-- Exercise directions --
Write out, exactly and in full, the records given below, but not their pictures.

Dataset entries
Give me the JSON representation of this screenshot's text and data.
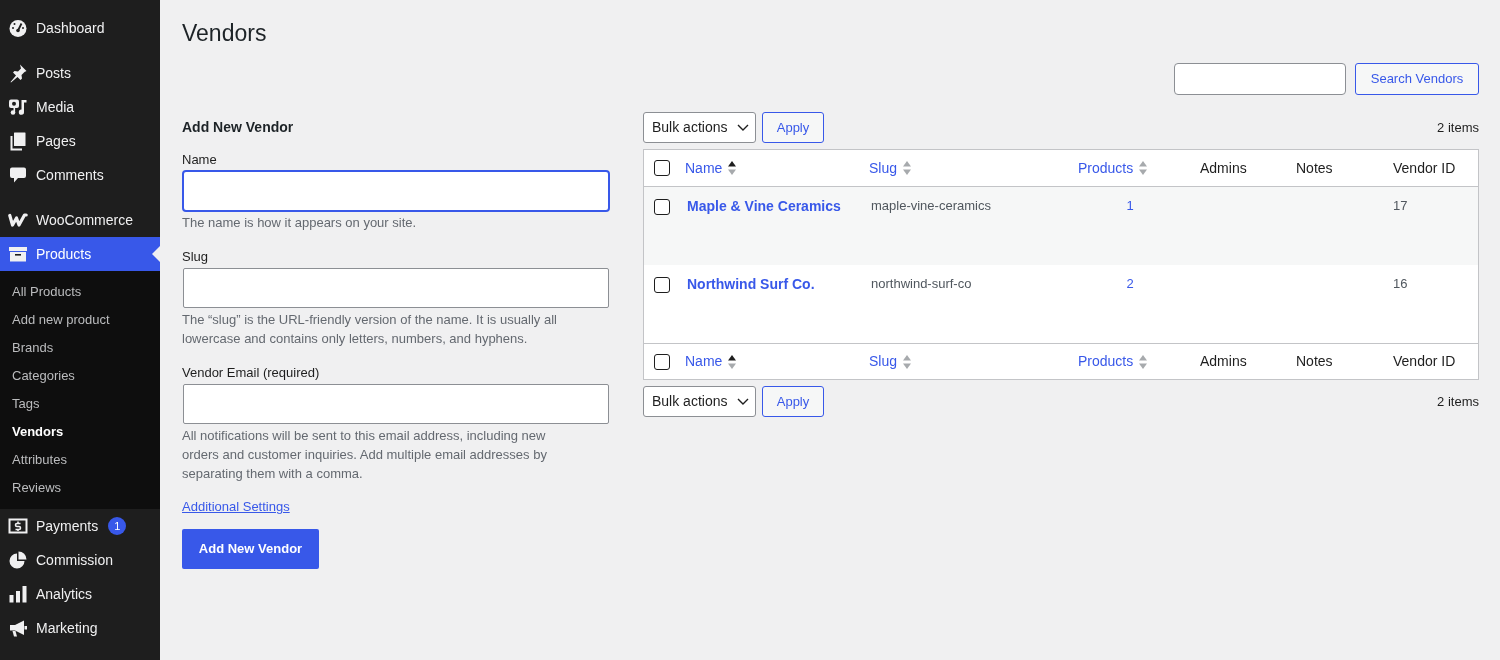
{
  "sidebar": {
    "groups": [
      {
        "items": [
          {
            "label": "Dashboard",
            "selected": false
          }
        ]
      },
      {
        "items": [
          {
            "label": "Posts",
            "selected": false
          },
          {
            "label": "Media",
            "selected": false
          },
          {
            "label": "Pages",
            "selected": false
          },
          {
            "label": "Comments",
            "selected": false
          }
        ]
      },
      {
        "items": [
          {
            "label": "WooCommerce",
            "selected": false
          },
          {
            "label": "Products",
            "selected": true,
            "children": [
              {
                "label": "All Products",
                "selected": false
              },
              {
                "label": "Add new product",
                "selected": false
              },
              {
                "label": "Brands",
                "selected": false
              },
              {
                "label": "Categories",
                "selected": false
              },
              {
                "label": "Tags",
                "selected": false
              },
              {
                "label": "Vendors",
                "selected": true
              },
              {
                "label": "Attributes",
                "selected": false
              },
              {
                "label": "Reviews",
                "selected": false
              }
            ]
          },
          {
            "label": "Payments",
            "selected": false,
            "badge": "1"
          },
          {
            "label": "Commission",
            "selected": false
          },
          {
            "label": "Analytics",
            "selected": false
          },
          {
            "label": "Marketing",
            "selected": false
          }
        ]
      }
    ]
  },
  "page_title": "Vendors",
  "search": {
    "button": "Search Vendors"
  },
  "form": {
    "title": "Add New Vendor",
    "fields": [
      {
        "label": "Name",
        "focused": true,
        "hint": "The name is how it appears on your site."
      },
      {
        "label": "Slug",
        "focused": false,
        "hint": "The “slug” is the URL-friendly version of the name. It is usually all lowercase and contains only letters, numbers, and hyphens."
      },
      {
        "label": "Vendor Email (required)",
        "focused": false,
        "hint": "All notifications will be sent to this email address, including new orders and customer inquiries. Add multiple email addresses by separating them with a comma."
      }
    ],
    "link": "Additional Settings",
    "submit": "Add New Vendor"
  },
  "top_nav": {
    "bulk_action": "Bulk actions",
    "apply": "Apply",
    "count": "2 items"
  },
  "table": {
    "header": {
      "checked": false,
      "columns": [
        {
          "label": "Name",
          "sortable": true,
          "sorted": true
        },
        {
          "label": "Slug",
          "sortable": true,
          "sorted": false
        },
        {
          "label": "Products",
          "sortable": true,
          "sorted": false
        },
        {
          "label": "Admins",
          "sortable": false
        },
        {
          "label": "Notes",
          "sortable": false
        },
        {
          "label": "Vendor ID",
          "sortable": false
        }
      ]
    },
    "rows": [
      {
        "checked": false,
        "name": "Maple & Vine Ceramics",
        "slug": "maple-vine-ceramics",
        "products": "1",
        "vendor_id": "17"
      },
      {
        "checked": false,
        "name": "Northwind Surf Co.",
        "slug": "northwind-surf-co",
        "products": "2",
        "vendor_id": "16"
      }
    ],
    "footer": {
      "checked": false,
      "columns": [
        {
          "label": "Name",
          "sortable": true,
          "sorted": true
        },
        {
          "label": "Slug",
          "sortable": true,
          "sorted": false
        },
        {
          "label": "Products",
          "sortable": true,
          "sorted": false
        },
        {
          "label": "Admins",
          "sortable": false
        },
        {
          "label": "Notes",
          "sortable": false
        },
        {
          "label": "Vendor ID",
          "sortable": false
        }
      ]
    }
  },
  "bottom_nav": {
    "bulk_action": "Bulk actions",
    "apply": "Apply",
    "count": "2 items"
  }
}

-- Answer area --
Give me the JSON representation of this screenshot's text and data.
{
  "sidebar": {
    "groups": [
      {
        "items": [
          {
            "label": "Dashboard",
            "selected": false
          }
        ]
      },
      {
        "items": [
          {
            "label": "Posts",
            "selected": false
          },
          {
            "label": "Media",
            "selected": false
          },
          {
            "label": "Pages",
            "selected": false
          },
          {
            "label": "Comments",
            "selected": false
          }
        ]
      },
      {
        "items": [
          {
            "label": "WooCommerce",
            "selected": false
          },
          {
            "label": "Products",
            "selected": true,
            "children": [
              {
                "label": "All Products",
                "selected": false
              },
              {
                "label": "Add new product",
                "selected": false
              },
              {
                "label": "Brands",
                "selected": false
              },
              {
                "label": "Categories",
                "selected": false
              },
              {
                "label": "Tags",
                "selected": false
              },
              {
                "label": "Vendors",
                "selected": true
              },
              {
                "label": "Attributes",
                "selected": false
              },
              {
                "label": "Reviews",
                "selected": false
              }
            ]
          },
          {
            "label": "Payments",
            "selected": false,
            "badge": "1"
          },
          {
            "label": "Commission",
            "selected": false
          },
          {
            "label": "Analytics",
            "selected": false
          },
          {
            "label": "Marketing",
            "selected": false
          }
        ]
      }
    ]
  },
  "page_title": "Vendors",
  "search": {
    "button": "Search Vendors"
  },
  "form": {
    "title": "Add New Vendor",
    "fields": [
      {
        "label": "Name",
        "focused": true,
        "hint": "The name is how it appears on your site."
      },
      {
        "label": "Slug",
        "focused": false,
        "hint": "The “slug” is the URL-friendly version of the name. It is usually all lowercase and contains only letters, numbers, and hyphens."
      },
      {
        "label": "Vendor Email (required)",
        "focused": false,
        "hint": "All notifications will be sent to this email address, including new orders and customer inquiries. Add multiple email addresses by separating them with a comma."
      }
    ],
    "link": "Additional Settings",
    "submit": "Add New Vendor"
  },
  "top_nav": {
    "bulk_action": "Bulk actions",
    "apply": "Apply",
    "count": "2 items"
  },
  "table": {
    "header": {
      "checked": false,
      "columns": [
        {
          "label": "Name",
          "sortable": true,
          "sorted": true
        },
        {
          "label": "Slug",
          "sortable": true,
          "sorted": false
        },
        {
          "label": "Products",
          "sortable": true,
          "sorted": false
        },
        {
          "label": "Admins",
          "sortable": false
        },
        {
          "label": "Notes",
          "sortable": false
        },
        {
          "label": "Vendor ID",
          "sortable": false
        }
      ]
    },
    "rows": [
      {
        "checked": false,
        "name": "Maple & Vine Ceramics",
        "slug": "maple-vine-ceramics",
        "products": "1",
        "vendor_id": "17"
      },
      {
        "checked": false,
        "name": "Northwind Surf Co.",
        "slug": "northwind-surf-co",
        "products": "2",
        "vendor_id": "16"
      }
    ],
    "footer": {
      "checked": false,
      "columns": [
        {
          "label": "Name",
          "sortable": true,
          "sorted": true
        },
        {
          "label": "Slug",
          "sortable": true,
          "sorted": false
        },
        {
          "label": "Products",
          "sortable": true,
          "sorted": false
        },
        {
          "label": "Admins",
          "sortable": false
        },
        {
          "label": "Notes",
          "sortable": false
        },
        {
          "label": "Vendor ID",
          "sortable": false
        }
      ]
    }
  },
  "bottom_nav": {
    "bulk_action": "Bulk actions",
    "apply": "Apply",
    "count": "2 items"
  }
}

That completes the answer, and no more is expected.